  • In December 2008, members of the Northland Pines High School Building Committee and concerned tax payers, along with two engineers, filed an appeal of the Gold certification given to Northland Pines.
  • The Appeal challenged the award of Gold certification on the basis that the design and construction of the school did not meet LEED prerequisites EA1 (Fundamental Building Systems Commissioning), EA2 (Minimum Energy Performance) and EQ1 (Minimum Indoor Air Quality Performance).
  • More specifically, the challengers claim that certain mandatory standards were not complied with ANSI/ASHRAE Standard 62.1-1999 (Ventilation for Acceptable Indoor Air Quality) and ANSI/ASHRAE/IESNA Standard 90.1-1999 (Energy Standard for Buildings Except Low Rise Residential Buildings), together with numerous violations of the Wisconsin Code.
  • The challengers also claim that the violations of the ANSI/ASHRAE/IESNA Standards could not have been cured without a complete redesign of the HVAC system, which was never done.
  • In April 2010, the U.S. Green Building Council (USGBC) issued a formal written response to the Appeal affirming the Gold certification to Northland Pines High School, stating that “after extensive review, USGBC and its consultants have no reason to believe that the project failed to meet all of the LEED prerequisites and credits that it has attempted.  Thus, USGBC will not act to revoke certification or disallow any prerequisites or credits.”
  • On June 5, 2010, the challengers issued an Appellant’s Executive Summary Response in which they criticized USGBC for, among other things, relying on documentation and information that was obtained from the designers only after the Gold certification was awarded and for using post-submission design and/or construction changes as a basis for compliance—suggesting that the original submission for certification was inadequate to prove compliance with the prerequisites.

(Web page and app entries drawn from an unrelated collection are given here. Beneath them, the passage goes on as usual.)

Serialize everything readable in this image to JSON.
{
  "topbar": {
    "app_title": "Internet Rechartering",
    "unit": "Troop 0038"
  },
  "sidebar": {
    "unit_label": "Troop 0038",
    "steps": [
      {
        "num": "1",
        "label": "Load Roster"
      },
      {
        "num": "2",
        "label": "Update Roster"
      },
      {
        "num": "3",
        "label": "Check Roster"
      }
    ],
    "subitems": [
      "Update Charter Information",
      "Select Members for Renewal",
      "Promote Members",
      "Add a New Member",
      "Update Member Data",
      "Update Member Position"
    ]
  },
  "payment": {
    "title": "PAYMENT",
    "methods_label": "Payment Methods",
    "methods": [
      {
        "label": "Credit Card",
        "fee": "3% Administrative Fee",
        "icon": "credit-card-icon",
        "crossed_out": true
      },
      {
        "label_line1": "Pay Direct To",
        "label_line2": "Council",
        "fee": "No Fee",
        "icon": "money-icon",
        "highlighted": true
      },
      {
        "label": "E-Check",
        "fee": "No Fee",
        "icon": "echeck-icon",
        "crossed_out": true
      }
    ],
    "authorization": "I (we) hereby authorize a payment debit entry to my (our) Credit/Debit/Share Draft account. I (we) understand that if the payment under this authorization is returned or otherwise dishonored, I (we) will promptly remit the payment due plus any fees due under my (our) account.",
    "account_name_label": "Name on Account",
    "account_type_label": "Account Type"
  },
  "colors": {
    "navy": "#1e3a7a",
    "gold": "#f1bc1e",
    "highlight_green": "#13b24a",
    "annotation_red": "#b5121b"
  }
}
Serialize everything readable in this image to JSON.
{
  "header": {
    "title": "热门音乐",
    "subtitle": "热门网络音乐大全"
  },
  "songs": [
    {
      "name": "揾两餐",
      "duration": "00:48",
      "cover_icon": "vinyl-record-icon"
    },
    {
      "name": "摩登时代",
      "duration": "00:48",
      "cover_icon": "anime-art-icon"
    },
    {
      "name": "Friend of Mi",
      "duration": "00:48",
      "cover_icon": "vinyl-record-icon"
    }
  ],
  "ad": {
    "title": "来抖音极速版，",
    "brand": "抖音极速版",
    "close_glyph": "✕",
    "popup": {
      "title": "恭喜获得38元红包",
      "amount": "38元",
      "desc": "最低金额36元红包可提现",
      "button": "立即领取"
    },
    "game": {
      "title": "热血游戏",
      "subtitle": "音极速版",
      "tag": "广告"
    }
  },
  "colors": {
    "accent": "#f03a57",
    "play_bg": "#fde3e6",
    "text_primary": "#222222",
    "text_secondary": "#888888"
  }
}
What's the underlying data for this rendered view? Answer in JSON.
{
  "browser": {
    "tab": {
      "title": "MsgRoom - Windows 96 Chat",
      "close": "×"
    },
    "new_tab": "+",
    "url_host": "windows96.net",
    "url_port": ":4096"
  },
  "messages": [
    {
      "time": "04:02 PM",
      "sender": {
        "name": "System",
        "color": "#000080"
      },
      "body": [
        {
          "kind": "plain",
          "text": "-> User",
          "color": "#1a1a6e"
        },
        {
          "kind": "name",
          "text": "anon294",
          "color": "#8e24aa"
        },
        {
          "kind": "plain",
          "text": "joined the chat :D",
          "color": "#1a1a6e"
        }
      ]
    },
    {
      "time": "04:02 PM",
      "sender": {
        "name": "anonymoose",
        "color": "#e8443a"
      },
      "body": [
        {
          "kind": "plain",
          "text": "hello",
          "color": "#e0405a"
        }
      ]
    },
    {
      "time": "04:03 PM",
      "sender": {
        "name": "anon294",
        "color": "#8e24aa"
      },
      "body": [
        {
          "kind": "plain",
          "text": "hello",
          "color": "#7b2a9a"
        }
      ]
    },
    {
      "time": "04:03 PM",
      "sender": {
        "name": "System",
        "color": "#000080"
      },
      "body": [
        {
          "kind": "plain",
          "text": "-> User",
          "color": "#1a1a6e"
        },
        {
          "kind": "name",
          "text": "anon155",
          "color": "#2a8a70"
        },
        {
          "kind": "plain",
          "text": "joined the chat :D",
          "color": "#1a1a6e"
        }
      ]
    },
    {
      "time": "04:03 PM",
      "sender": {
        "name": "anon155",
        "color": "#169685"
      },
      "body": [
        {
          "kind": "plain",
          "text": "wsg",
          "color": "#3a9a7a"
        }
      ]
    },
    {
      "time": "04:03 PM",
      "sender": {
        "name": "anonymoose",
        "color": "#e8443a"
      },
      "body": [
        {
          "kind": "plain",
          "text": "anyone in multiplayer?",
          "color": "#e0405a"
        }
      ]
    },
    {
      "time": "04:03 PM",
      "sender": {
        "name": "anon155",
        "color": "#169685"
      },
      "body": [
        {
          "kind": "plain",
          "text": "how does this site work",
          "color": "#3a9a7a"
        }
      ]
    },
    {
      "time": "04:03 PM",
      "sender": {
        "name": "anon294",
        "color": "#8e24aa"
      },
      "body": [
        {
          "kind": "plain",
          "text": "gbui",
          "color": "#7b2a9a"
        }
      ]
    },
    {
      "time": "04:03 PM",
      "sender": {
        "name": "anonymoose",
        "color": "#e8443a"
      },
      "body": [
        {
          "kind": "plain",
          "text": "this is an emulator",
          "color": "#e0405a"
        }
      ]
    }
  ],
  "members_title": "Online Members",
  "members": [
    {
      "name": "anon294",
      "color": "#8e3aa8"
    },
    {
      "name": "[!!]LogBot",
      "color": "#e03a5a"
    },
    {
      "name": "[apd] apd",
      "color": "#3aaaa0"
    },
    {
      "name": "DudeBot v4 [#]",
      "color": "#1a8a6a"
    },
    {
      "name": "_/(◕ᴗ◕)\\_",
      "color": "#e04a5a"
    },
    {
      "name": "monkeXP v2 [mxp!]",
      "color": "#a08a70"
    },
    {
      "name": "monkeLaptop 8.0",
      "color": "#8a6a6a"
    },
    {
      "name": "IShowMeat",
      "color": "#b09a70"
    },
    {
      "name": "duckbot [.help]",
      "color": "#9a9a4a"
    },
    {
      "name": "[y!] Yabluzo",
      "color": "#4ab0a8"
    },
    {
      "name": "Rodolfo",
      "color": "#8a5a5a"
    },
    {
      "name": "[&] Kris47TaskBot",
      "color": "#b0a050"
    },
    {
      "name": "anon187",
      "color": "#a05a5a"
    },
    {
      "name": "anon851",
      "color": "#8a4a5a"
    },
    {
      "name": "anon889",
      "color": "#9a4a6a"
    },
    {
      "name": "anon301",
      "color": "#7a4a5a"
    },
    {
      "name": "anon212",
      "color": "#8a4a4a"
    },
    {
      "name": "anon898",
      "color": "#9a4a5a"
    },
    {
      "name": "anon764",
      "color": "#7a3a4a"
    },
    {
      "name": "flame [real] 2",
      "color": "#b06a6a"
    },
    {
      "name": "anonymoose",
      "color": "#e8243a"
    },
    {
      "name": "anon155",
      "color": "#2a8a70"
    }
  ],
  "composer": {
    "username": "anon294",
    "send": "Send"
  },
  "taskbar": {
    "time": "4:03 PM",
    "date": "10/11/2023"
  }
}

This Appeal raises numerous issues about the LEED certification process that green lawyers have predicted for some time.  At a minimum, this Appeal shows that the LEED certification requirements and process are open to subjective interpretation and potentially arbitrary enforcement.  In this case, engineers on both sides make technical arguments to support their conclusions that the prerequisite standards have either been violated or complied with.

Does the USGBC’s affirmation of the Gold certification in this case set a “dangerous precedent” as the challengers suggest in their Executive Summary Response?  Does the USGBC have an incentive to affirm certifications rather than to revoke them, or does the real threat of revocation for noncompliance add credibility to the LEED rating system?  These are just a few of the issues raised by this appeal that will be analyzed and discussed in the green news and this blog in the coming months.

We’ll continue to look at issues that can emerge from the Northland Pines High School LEED Appeal in future posts, and we’ll get back to the basics of LEED and other rating systems as well.